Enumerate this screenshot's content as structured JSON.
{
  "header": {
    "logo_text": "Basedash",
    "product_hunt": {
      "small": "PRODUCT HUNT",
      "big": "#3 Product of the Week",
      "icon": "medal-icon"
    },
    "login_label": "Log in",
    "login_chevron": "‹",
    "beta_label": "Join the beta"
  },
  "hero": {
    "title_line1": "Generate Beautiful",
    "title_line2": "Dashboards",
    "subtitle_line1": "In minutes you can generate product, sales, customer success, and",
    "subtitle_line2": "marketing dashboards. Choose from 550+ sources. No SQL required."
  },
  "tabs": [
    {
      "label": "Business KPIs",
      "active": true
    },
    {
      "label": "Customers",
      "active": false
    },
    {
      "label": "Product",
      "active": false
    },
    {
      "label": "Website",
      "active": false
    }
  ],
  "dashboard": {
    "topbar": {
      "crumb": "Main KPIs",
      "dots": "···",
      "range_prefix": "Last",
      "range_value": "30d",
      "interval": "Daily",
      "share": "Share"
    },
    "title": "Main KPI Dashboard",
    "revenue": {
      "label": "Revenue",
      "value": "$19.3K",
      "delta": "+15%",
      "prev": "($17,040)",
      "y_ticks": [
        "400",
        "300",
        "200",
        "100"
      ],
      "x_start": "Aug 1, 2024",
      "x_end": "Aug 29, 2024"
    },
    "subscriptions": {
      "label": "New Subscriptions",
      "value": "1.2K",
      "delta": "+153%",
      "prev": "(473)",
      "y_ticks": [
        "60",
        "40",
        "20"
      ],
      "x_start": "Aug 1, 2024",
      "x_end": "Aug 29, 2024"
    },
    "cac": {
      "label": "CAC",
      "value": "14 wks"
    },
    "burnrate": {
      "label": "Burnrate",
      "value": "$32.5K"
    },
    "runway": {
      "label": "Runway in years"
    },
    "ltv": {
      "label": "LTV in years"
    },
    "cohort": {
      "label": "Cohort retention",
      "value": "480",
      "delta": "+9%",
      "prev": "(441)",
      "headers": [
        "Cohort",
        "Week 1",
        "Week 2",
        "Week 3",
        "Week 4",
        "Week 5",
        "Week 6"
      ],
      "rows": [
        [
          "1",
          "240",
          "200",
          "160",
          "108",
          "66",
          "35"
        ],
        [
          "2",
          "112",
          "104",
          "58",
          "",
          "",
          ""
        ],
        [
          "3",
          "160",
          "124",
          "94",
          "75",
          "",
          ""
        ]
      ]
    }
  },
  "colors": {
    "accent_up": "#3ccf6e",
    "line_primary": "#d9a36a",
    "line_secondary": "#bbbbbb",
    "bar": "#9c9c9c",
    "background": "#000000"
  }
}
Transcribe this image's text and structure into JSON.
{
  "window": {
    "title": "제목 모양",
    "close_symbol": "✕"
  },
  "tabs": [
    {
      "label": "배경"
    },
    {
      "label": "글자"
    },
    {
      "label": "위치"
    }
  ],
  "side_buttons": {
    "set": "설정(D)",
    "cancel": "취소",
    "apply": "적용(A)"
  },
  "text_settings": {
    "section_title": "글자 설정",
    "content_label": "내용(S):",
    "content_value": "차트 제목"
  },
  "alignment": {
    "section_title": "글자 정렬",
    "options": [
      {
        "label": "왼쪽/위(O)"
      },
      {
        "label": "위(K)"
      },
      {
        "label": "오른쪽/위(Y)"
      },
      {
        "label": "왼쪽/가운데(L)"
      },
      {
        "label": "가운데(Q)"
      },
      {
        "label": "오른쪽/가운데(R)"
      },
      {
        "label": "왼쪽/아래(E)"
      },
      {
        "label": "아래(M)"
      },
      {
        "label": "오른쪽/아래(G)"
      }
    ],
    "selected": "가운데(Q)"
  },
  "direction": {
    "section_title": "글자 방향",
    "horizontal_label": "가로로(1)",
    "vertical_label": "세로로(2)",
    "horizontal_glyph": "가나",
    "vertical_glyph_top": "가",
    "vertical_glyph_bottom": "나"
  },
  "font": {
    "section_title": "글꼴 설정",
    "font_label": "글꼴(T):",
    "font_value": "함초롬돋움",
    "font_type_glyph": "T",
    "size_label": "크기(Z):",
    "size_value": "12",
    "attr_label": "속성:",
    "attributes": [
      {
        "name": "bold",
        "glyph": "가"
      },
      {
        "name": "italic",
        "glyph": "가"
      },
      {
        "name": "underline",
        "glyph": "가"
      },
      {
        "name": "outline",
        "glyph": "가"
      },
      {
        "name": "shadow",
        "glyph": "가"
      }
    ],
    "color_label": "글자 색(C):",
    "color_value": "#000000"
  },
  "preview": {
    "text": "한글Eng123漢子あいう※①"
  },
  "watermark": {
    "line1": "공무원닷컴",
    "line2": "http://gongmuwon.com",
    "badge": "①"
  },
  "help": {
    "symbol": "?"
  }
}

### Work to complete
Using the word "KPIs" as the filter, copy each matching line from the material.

### Task solution
      "label": "Business KPIs",
      "crumb": "Main KPIs",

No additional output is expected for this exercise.